Since today is “National Blame Someone Else Day,” we thought we’d take a look at the origins of the term “scapegoat.” No, a scapegoat isn’t a tricky goat that has busted out of his pen and fled the farm. A scapegoat is someone who shoulders the blame and is punished, unjustly or not, for the misdeeds of others.

The term actually comes from the Old Testament. In Leviticus 16:8, two goats are offered up for a ritual sacrifice to account for the sins of mankind. One unfortunate goat was destined to go under the knife, while the other lucky fellow was set free. The idea was for the “goat that departs” to carry away the sins of the people with it, far off into the wilderness.

So, the next time someone tries to use you as scapegoat, which is never a pleasant thing, be thankful that at least you’re not the goat who had to stay.
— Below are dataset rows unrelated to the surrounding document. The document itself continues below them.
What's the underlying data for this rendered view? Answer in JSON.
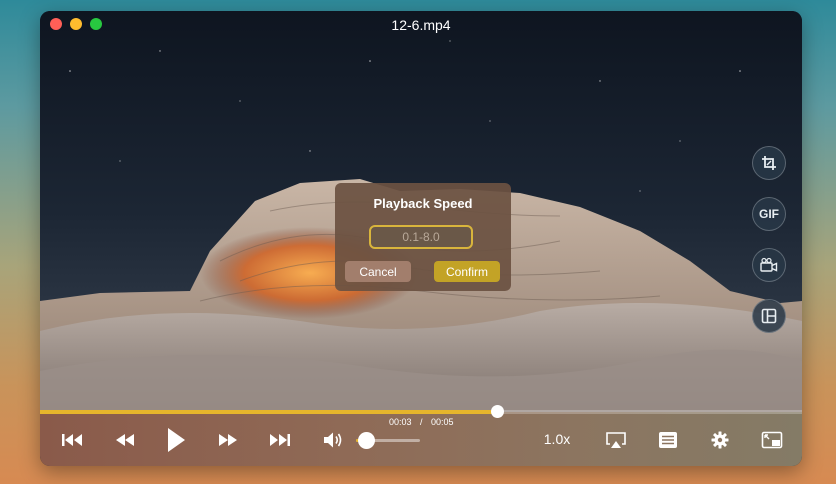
{
  "window": {
    "title": "12-6.mp4"
  },
  "side_tools": [
    {
      "name": "crop-icon",
      "label": ""
    },
    {
      "name": "gif-icon",
      "label": "GIF"
    },
    {
      "name": "video-camera-icon",
      "label": ""
    },
    {
      "name": "layout-icon",
      "label": ""
    }
  ],
  "dialog": {
    "title": "Playback Speed",
    "input_placeholder": "0.1-8.0",
    "input_value": "",
    "cancel_label": "Cancel",
    "confirm_label": "Confirm"
  },
  "playback": {
    "current_time": "00:03",
    "separator": "/",
    "duration": "00:05",
    "progress_fraction": 0.6,
    "volume_fraction": 0.15,
    "speed": "1.0x"
  },
  "colors": {
    "accent": "#e6b52c",
    "confirm": "#c3a326",
    "dialog_bg": "#6c5242"
  }
}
He got his share of the blame too, plus the business end of a very long and sharp blade.

[Word Origins]